Due to the exciting choices available, the electrical industry offers jobs that many people choose. Often (and more correctly) referred to as ‘Electro-Mechanical Engineering’, we’ll simply refer to it as the Electrical Industry for the sake of simplicity here. Furthermore, we will focus on the UK market and the domestic and commercial elements rather than those from elsewhere around the world. As this is such a wide ranging subject matter we’ll begin by sticking to the main area first and come back to the ‘add-ons’ later.
On consideration, we observe two forms of access into the electrical market. Initially there’s the more traditional apprenticeship approach, but equally there is now an alternative, suited to those who are keen to enter later in their life. Throughout this document we will simply refer to two types of people the ‘Junior’ and the ‘Mature’ entrants.
Many Mature Entrants enter the market so they don’t have to rely on others, especially when they can work on their own building ideas and not have to pay for anyone else to help them. On the other hand, to gain further credentials and experience ‘Junior Entrants’ tend to work for a recognised electrical firm. Often a young apprentice will be in their first job since leaving school, and will therefore have a host of ancillary skills to learn during their first few years as a working adult.
The different ways into electrical work have two distinct types of training: NVQ’s are the key factor for all junior entrants. As part of the training program an NVQ would be a requirement to attain. As a result students often have to find their own work programmes to give them the relevant testing and course work covered by most apprenticeships.
Mature Entrants do not appear to seek the NVQ element but instead they go after the most commercially suitable qualifications. i.e. Those certifications that will get them up and running with the best financial return from their training investment. This system does meet the purposes set out and therefore often provides a faster and more direct route into a trading position.
Salaries are often simply broken down to those that relate to self -employed people and those in general employment. The question remains as to how much work per week a self-employed person puts in – for the sake of this review we assume that it is full time. It is recognised that competence and qualifications add to income levels as well as experience and information gained.
Basic salary for Junior Entrants can start at around 12 thousand per annum, often going above 35 thousand after several years in industry. Mature Entrants are more difficult to assess, and incomes up to and above 70k are regularly reported within the UK Press. Regardless of all that is the need to cover off additional costs such as tools, clothes and even a vehicle and all that goes along with that. Earmarked within this is the need to cover additional expenses such as accountancy or insurance. In the UK there is a lot of work for electrical professions due to a short fall of current skilled people. Working 7 days a week is totally achievable for most people if they want it. It should be noted that figures of 70-100k p.a. advertised are not necessarily easy to come by and would require some long working hours to obtain them.

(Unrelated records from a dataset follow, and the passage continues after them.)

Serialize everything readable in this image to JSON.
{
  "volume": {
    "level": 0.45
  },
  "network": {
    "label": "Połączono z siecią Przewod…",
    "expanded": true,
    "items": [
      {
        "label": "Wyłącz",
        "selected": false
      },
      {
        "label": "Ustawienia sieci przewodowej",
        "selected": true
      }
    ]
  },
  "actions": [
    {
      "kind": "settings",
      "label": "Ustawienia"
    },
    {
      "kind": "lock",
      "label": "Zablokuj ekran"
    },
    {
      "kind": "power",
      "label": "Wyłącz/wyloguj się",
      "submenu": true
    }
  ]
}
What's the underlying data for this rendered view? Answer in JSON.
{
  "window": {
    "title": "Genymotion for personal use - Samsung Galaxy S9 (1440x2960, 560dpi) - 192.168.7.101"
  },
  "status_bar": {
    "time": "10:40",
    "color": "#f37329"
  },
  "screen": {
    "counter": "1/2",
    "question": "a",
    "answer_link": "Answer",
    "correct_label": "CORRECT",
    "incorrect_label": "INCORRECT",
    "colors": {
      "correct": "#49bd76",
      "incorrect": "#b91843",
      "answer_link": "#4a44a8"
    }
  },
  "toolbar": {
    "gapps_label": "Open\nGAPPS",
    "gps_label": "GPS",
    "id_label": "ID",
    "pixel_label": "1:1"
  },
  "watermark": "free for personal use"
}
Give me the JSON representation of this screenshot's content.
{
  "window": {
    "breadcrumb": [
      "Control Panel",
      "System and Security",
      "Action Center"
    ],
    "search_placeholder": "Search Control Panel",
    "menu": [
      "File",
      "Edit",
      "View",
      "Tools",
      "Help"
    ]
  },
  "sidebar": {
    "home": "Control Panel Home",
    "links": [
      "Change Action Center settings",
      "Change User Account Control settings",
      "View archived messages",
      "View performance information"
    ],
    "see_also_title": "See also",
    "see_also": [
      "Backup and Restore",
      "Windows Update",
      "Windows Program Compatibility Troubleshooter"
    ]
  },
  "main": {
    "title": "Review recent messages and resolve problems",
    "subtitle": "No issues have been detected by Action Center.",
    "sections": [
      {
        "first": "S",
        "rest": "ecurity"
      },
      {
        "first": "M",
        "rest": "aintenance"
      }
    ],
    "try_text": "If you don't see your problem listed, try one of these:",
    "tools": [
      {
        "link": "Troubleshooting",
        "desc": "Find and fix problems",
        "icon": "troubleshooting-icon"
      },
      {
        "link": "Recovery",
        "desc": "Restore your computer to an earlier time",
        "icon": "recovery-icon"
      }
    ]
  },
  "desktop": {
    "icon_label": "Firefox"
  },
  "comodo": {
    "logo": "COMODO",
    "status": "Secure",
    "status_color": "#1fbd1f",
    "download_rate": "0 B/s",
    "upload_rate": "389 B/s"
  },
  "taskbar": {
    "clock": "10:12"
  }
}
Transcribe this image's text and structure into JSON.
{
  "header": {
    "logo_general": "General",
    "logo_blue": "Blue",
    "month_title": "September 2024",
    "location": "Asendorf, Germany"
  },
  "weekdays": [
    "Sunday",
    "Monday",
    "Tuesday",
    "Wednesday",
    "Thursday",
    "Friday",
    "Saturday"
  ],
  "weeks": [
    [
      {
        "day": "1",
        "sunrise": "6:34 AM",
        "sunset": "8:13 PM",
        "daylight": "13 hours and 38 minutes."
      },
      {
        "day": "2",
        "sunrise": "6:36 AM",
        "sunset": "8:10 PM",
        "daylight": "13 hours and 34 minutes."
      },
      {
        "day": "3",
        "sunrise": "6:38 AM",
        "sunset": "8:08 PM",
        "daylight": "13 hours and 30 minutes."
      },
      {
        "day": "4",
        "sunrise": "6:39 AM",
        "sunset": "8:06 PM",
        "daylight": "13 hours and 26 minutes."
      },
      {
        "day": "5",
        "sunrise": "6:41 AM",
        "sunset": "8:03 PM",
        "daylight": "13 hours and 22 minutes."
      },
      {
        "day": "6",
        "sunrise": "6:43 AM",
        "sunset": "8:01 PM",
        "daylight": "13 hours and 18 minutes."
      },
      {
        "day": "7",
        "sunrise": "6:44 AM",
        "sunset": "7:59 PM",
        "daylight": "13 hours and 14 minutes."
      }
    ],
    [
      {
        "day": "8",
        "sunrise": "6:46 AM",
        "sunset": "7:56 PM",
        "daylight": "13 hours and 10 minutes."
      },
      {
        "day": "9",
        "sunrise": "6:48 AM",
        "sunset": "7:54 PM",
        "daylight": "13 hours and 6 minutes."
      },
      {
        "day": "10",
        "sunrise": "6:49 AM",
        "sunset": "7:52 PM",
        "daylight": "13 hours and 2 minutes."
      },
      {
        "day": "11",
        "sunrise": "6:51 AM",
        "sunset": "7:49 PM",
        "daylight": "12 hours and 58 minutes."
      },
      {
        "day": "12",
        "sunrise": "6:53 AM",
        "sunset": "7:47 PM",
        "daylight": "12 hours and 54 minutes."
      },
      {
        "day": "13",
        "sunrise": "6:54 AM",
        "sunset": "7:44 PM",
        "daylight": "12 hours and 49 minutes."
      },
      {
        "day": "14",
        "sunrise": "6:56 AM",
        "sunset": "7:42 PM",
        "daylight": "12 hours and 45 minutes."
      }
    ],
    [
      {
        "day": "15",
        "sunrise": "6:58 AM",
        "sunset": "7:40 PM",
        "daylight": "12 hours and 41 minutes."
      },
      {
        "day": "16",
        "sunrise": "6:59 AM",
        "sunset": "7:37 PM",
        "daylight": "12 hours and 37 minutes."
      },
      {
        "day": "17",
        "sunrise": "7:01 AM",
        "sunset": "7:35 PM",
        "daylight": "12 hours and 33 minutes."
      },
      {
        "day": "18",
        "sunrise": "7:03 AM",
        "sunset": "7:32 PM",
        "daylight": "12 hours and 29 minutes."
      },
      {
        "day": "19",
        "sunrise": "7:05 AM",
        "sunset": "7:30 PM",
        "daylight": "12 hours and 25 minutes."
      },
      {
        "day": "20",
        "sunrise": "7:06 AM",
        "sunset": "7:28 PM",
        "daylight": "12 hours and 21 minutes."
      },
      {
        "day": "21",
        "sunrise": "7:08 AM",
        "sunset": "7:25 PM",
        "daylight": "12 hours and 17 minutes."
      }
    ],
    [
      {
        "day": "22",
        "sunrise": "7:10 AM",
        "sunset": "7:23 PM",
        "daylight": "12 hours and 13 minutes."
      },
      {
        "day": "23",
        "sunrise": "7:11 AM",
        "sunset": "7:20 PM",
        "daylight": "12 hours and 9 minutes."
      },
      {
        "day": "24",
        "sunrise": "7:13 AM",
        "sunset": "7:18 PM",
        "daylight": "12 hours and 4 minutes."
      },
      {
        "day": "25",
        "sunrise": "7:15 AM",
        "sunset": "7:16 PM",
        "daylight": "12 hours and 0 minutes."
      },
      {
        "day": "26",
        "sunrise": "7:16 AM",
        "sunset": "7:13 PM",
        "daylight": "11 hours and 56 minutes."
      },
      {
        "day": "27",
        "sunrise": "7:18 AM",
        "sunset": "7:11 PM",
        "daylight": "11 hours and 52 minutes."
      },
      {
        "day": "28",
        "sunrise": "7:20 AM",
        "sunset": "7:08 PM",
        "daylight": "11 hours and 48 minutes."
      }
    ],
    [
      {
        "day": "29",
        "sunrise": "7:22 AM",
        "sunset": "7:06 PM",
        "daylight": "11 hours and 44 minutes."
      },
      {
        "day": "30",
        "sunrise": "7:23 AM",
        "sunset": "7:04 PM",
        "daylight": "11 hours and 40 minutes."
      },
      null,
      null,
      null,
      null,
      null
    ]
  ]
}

Firstly, it is worth pointing out that the working week between the Junior and Mature electricians can vary enormously. Most of the work for Junior Entrant electricians will be on a simple 9-5, Monday to Friday basis. But due to the needs of the domestic market the Mature Entrant is often more reliant upon when their client base gets back from work. Although by testing and installing various business systems, many self-employed electricians manage to work during a normal working week.
Any specialist knowledge the Junior Entrant gains whilst in someone’s employ is usually down to the sectors of industry that company works in. Then again, the mature entrant can even go outside of the electrical field to gas work or plumbing work for example. Certainly if they are employed within the domestic sector this makes it easier to take on work without having to rely upon other people.
One new, fast growing area – one that invokes a wide array of skills sets and is new to the industry overall – is that of the ‘Green Engineer’. The opportunity to provide both employment and potential service contracts, especially in the UK and the EEC sectors, mean that this area is of interest to both Junior and Mature electricians.